We all have that one friend who has a photo of their car as their Facebook profile picture. Well, the Need for Speed community has a version of that – groups of car enthusiasts who meet up and show off their virtual rides to like-minded petrolheads. 

The fact they don’t have legs or a physical avatar to explore with doesn’t bother them at all. They pull up into a car park, like a nerdy, limbless Vin Diesel, and admire each other’s handiwork.

They even make stylish sizzle reels for their meets, showing off their rides as they reflect the street lights, Frostbite-engine rain beading down their hoods. 

Titanfall 2 – The Gauntlet

Subscribe to PCGamesN on YouTube

A lot has been said about Effect and Cause, Titanfall 2’s most inventive and exciting mission. The game’s community has got worked up by something else entirely, though: the tutorial. Before you get into the action in Respawn’s incredible shooter, you’re plonked into a VR training simulator called the Gauntlet. For some, this is the real game.

People have been fighting over the top spot on the Gauntlet leaderboard since launch, and the fastest time currently clocks in just shy of 20 seconds. 

Being the fastest isn’t enough for some, however. There are even players who run the Gauntlet backwards, with one of the most impressive of those clocking in at 34 seconds. 

Dishonored – Coin Collectors

Being an immersive sim about stealthy assassinations, Dishonored shares some DNA with the Thief series. It helps that you can go through people’s drawers, hunt down combinations for their safes, and steal things from the pockets of unaware guards.

Stealing and hoarding coins is the entire game for some. It’s clear that players will track down any old collectible, so there were always going to be people who wanted all Dishonored’s bonecharms and whalebone runes. That wasn’t enough for one group, however – they wanted all the coins. They want to hoover them all up like supernatural, murderous magpies. 

Dishonored’s currency is useful for upgrades, but players were never meant to get every single one. Even so, one group of players actually got in contact with developers Arkane because they were missing a single coin from the first game and assumed it was a glitch. It turned out the coin was just near a random rock on the coast. Liquid assets… No? Sorry.

Skyrim – Pacifist run 

You spend a lot of time in Skyrim whacking enemies with swords or hurling fireballs at them until they keel over and die. One player didn’t see this as enough of a challenge, so they set themselves a bunch of rules and readied themselves for a pacifist run.

In it, they’re allowed to hurt enemies, but killing them by direct methods is a no-no. Fus Ro Dah-ing them off a cliff is fine – it’s the fall that kills them, duh.
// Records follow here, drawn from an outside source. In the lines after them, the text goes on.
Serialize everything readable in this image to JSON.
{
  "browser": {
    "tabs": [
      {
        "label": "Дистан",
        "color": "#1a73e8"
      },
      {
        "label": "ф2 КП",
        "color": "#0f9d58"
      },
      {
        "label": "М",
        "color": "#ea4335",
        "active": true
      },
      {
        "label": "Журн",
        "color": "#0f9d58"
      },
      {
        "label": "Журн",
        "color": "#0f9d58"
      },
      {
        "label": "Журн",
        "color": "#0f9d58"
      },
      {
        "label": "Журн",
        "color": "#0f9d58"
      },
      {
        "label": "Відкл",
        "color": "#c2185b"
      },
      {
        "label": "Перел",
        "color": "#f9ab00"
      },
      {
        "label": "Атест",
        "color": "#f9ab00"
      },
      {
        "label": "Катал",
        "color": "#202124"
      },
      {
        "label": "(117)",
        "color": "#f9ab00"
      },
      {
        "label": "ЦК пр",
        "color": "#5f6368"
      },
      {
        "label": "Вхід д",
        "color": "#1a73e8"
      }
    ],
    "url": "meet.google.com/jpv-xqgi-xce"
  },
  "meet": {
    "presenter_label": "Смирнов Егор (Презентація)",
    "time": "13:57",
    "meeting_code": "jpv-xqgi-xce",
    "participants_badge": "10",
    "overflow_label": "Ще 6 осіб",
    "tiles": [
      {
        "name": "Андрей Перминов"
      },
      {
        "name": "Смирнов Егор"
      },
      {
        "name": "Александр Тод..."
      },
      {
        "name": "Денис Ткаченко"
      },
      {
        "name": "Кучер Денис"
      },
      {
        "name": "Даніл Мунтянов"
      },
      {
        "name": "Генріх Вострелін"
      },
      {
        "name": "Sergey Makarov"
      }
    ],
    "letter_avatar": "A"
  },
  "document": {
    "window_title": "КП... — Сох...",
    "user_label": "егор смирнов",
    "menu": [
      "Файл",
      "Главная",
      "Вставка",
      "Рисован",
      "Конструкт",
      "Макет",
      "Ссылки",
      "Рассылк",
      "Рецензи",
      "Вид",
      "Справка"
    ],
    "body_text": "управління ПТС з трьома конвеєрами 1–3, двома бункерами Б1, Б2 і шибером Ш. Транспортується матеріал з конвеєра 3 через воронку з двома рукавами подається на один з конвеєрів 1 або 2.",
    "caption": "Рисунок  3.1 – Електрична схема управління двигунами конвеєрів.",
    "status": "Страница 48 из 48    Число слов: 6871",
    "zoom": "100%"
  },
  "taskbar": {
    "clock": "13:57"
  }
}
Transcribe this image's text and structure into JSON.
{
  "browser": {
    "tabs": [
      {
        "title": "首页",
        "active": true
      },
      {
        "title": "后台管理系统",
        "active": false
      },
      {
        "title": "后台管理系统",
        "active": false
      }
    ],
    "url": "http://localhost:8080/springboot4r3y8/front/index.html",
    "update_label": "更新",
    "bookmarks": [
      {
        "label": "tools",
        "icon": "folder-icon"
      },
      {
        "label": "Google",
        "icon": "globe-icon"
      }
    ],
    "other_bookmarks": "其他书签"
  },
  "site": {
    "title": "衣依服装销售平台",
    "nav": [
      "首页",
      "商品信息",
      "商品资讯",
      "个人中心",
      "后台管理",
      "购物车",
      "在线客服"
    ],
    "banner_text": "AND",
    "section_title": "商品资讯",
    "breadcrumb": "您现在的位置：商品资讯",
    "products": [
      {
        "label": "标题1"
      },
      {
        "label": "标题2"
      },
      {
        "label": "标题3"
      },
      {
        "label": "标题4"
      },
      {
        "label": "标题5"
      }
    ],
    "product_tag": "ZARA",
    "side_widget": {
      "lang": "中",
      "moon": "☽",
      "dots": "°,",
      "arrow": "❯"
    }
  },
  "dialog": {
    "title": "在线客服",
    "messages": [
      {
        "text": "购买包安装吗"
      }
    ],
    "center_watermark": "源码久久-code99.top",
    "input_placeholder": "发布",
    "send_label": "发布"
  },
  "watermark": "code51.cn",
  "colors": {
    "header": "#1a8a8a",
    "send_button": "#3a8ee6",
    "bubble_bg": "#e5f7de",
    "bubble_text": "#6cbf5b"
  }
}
Placing traps is also okay, since it’s their carelessness that does the work there. Using followers to do your dirty deeds is against the rules, however. 

These guidelines meant they had to get creative – especially in questlines like the mage’s guild where stealth and invisibility can only get you so far. You can see their exploits in the diary over on the Skyrim subreddit. 

Minecraft – prison servers

Subscribe to PCGamesN on YouTube

Prison servers turn the Minecraft experience into an unforgiving MMO where you have to slowly grind through the ranks for resources. Starting with a pick and some low-level gear, you have to really work to make progress, slowly building up your belongings, and selling off any gems you collect to rank up so you can more quickly work your way through layers of stone. 

Just like in an MMO, the first few ranks fly by, but the later ranks can take hours or even days to progress through. It’s Minecraft, but stripped back to its most brutal elements. 

Beneath all this, players can make faster progress by donating real-world money to the server host, bypassing some of the grind with what is essentially a microtransaction. I’d rather build a massive dong, personally.